Kimber-3-scaled-800x533 Roundtable with Dean Chawne KimberStudents stop by Simpson House to chat with Dean Chawne Kimber (right)

“The problems of the future are interdisciplinary, and they require people who can think in an interdisciplinary way.”

~ Dean Chawne Kimber

Dean Chawne Kimber defines herself first and foremost as a teacher, and she brings that mindset to her leadership style. “When I’m making decisions, I’m also educating people about how I make decisions, and I enjoy learning from them and changing my mind.”

Interdisciplinarity has marked Kimber’s academic life. As an undergraduate at the University of Florida’s honors college, she found a mentor who taught literature courses and took a class from her almost every semester, despite majoring in engineering.

When you’re an engineer,” she explained, “you’re not building things just to build them — it’s always about the people who are going to use them. Although she ultimately became a mathmematician rather than an engineer, the humanities helped her understand humanity better.

Solving the world’s biggest problems, she thinks, requires expertise from multiple fields. Growing up in Florida, she watched her father work on disaster management plans for hospitals, and she thinks of hurricane response — everything from meteorology to trauma care — as a prime example. “The problems of the future are interdisciplinary, and they require people who can think in an interdisciplinary way.”

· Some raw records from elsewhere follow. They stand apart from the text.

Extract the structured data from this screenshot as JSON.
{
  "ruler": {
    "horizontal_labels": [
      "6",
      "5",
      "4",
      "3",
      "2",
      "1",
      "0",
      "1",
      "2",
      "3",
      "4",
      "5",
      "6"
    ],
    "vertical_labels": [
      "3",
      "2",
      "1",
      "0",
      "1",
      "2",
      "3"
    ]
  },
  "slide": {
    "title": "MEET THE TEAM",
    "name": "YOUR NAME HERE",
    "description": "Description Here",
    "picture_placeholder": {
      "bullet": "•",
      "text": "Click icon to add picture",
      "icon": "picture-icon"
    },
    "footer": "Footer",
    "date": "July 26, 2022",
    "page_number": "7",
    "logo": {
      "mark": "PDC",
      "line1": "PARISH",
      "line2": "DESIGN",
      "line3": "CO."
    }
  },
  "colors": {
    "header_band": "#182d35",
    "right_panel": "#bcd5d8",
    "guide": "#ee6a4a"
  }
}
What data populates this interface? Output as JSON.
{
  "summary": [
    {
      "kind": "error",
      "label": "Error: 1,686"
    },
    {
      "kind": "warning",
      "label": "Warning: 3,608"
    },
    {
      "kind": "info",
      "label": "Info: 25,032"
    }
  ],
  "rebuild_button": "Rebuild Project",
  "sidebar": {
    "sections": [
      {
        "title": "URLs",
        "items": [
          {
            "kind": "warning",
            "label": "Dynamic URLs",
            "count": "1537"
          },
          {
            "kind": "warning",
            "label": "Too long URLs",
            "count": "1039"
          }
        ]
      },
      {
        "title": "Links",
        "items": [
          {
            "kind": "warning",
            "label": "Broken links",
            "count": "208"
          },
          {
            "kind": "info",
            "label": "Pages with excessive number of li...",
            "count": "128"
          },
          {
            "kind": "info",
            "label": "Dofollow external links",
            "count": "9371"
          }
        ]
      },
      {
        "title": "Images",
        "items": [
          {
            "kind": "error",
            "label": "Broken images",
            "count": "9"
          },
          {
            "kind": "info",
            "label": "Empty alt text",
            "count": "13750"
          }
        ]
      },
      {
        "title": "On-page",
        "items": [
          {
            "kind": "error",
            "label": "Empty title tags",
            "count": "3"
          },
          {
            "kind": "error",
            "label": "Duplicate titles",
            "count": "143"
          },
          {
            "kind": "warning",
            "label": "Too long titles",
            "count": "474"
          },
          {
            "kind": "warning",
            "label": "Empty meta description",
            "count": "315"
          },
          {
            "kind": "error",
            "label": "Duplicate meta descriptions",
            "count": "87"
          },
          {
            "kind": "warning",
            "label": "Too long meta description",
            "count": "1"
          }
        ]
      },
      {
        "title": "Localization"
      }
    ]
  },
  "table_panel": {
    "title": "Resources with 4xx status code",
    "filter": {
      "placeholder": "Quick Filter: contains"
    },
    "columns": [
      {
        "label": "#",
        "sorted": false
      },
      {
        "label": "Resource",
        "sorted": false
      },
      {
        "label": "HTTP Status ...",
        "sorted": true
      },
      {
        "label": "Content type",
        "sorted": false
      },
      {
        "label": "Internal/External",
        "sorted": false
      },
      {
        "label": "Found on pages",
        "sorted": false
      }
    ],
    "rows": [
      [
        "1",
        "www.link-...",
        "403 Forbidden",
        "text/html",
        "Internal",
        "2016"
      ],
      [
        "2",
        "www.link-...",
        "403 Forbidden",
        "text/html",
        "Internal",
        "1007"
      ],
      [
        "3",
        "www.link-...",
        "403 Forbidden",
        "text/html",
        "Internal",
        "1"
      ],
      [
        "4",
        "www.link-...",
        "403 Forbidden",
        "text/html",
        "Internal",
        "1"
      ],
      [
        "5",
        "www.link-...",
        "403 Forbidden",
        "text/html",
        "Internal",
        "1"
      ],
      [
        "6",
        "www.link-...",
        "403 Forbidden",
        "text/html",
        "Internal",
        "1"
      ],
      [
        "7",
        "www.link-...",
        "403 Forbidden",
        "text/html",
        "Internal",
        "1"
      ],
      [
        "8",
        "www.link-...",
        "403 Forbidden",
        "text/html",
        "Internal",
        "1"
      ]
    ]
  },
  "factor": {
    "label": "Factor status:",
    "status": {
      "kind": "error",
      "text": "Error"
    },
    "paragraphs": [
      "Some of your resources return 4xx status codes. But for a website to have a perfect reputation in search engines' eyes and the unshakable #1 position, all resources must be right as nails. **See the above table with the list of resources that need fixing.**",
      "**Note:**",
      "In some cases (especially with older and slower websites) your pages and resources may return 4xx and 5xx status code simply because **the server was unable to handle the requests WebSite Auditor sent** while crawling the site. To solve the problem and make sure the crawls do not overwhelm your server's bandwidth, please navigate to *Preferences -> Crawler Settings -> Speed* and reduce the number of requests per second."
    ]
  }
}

Kimber is excited about building on the strengths of W&L’s people, whom she’s found welcoming and uniquely dedicated to the university’s goals. “In academia broadly,” she said, “faculty often think first about securing resources for themselves and their departments. Here, everyone’s tied into the mission.”

As she helps W&L move toward its strategic goals, she believes that process matters as much as product. “When you’re making big decisions, it’s important to have everyone at the table. Even if there’s a good reason to, you can’t just ban donuts without talking to the people who make the donuts, the flour sellers, the sprinkle makers. Everyone needs time to adapt and still be a valued, contributing member of the community.”

Kimber joins W&L after serving as the Thomas Roy and Lura Forrest Jones Professor of Mathematics, head of the Mathematics Department, and founding co-director of the Hanson Center for Inclusive STEM Education at Lafayette College. She succeeds Lena Hill, who became W&L’s provost on July 1.

Textile Artist

Kimber began quilting as stress relief and became serious about it as art after quilts she created for her family from her late father’s ties showed her its emotional power. As her work took on weightier, politically charged topics, she gained national recognition. Her piece “still not,” about racial inequities in the United States, has been acquired by the Smithsonian American Art Museum and will be included in an upcoming exhibit in the Renwick Gallery in 2022.

“It’s another opportunity to teach,” she said. “To bring people in with the artwork and get them to engage with ideas that might surprise them.”